Immanuel – “God with us” – was no “normal” man. Who else was born with the purpose to save His people from their sin? To shine a Light into the dark world? To help those of us who are single moms, lonely dads, adopted children, children who are waiting to be adopted, hurting spouses, couples who yearn for a child, people who yearn for a spouse, widows, widowers, people who have had lots of lovers but have never known love? To redeem those of us with unmanageable mortgages, addictions, angry children, no jobs, no joy? (Maybe God had some insight as to what “normal” would look like in 2019. After all, He sympathizes with us in our weakness, yes?)
God was born. And because of it, a “Real Family” was created. A family in which He is the brother of all who believe that “the Word became flesh and lived for a while among us.” And if you know Him as your Brother, you know His Father as your Father.
As I have grown into the body of an adult, I still love Christmas. But I understand a little more that a Christmas tree means nothing without another tree, one that is shaped as a cross and has no shining lights, but the shine of blood dripping under rusty nails. And it is erected in the Spring, not amidst the fallen snow.
Jesus came to taste our sadness so that we can feast on his joy.
So I better understand why the little Lord Jesus asleep on the hay became a man of sorrows on that tree of affliction, but where, O death is now thy sting? as he arose a victor and with his saints he now reigns forever. Those third and fourth verses of Christmas carols can be sung louder than the first, because, of course, Easter is what Christmas is all about.
From Hebrews: Let us fix our eyes on Jesus, author and perfecter of our faith, who for the joy set before him endured the cross, scorning its shame, and is seated at the right hand of the throne of God.
Somehow Jesus’ joy was greater because of his suffering.
Do you think Jesus gets excited at Easter, like a little kid on Christmas Eve? I can’t wrap my mind around the joy he must have remembering that day. Of course his joy is every day, but this day must be absolutely amazing!

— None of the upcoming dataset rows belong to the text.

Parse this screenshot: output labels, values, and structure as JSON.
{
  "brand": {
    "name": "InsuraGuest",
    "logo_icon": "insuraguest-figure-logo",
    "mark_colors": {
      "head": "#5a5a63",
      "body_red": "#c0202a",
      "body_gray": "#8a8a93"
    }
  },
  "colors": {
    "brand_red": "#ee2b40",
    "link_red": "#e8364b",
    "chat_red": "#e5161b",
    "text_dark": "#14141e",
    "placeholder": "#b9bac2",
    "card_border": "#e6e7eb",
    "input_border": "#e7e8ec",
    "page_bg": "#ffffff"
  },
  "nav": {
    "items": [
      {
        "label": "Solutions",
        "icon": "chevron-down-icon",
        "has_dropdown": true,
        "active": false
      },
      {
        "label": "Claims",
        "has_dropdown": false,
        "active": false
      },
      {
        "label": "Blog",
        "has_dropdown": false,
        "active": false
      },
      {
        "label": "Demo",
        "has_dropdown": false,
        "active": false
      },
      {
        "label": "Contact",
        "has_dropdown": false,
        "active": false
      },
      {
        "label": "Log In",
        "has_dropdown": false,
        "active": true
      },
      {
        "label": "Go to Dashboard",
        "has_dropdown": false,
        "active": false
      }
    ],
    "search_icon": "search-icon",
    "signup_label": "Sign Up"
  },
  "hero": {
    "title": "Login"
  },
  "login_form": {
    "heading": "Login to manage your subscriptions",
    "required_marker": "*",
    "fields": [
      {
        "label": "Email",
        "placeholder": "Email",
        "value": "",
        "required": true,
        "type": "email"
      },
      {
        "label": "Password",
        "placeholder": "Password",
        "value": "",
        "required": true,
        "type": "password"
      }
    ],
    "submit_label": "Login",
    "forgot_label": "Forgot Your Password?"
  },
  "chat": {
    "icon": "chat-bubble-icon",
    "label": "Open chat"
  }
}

And if this Jesus is your Savior, then his joy is your joy, because he tells us in John 14, “In my Father’s house are many rooms; if it were not so, I would have told you. I am going there to prepare a place for you. And if I go and prepare a place for you, I will come back and take you to be with me that you also may be where I am,” and Psalm 16:11 promises that we will be filled with joy in his presence.
Why do we sing? We sing the gospel, the good news, the story of redemption in these carols. We sing of the joy, we sing of the sorrow, and we sing of the hope that is to come!
- Dearest Lord, thee will I cherish. Though my breath fail in death, Yet I shall not perish, But with thee abide forever There on high, in that joy Which can vanish never.
- No more let sins and sorrows grow, nor thorns infest the ground; he comes to make his blessings flow far as the curse is found.
- Thus rejoicing, free from sorrow, praises voicing, greet the morrow…
David Mathis writes: “You have sorrow now,” says Jesus, “but I will see you again, and your hearts will rejoice, and no one will take your joy from you” (John 16:22). When we see him face to face, our joy will finally be full and unencumbered. And it will be indomitable. No one will take your joy from you.
So go ahead and string up those lights. Pop a cork. O Come, All Ye Faithful, and hear the tidings of comfort and joy. Take your cue from the angels and sing! Come and see what the Lord has done! Wait and see what the Lord will do. Because some things are worth celebrating. And some things are absolutely worth waiting for!
Originally written and spoken for a gathering of women at Brick Lane Community Church for Christmas 2019.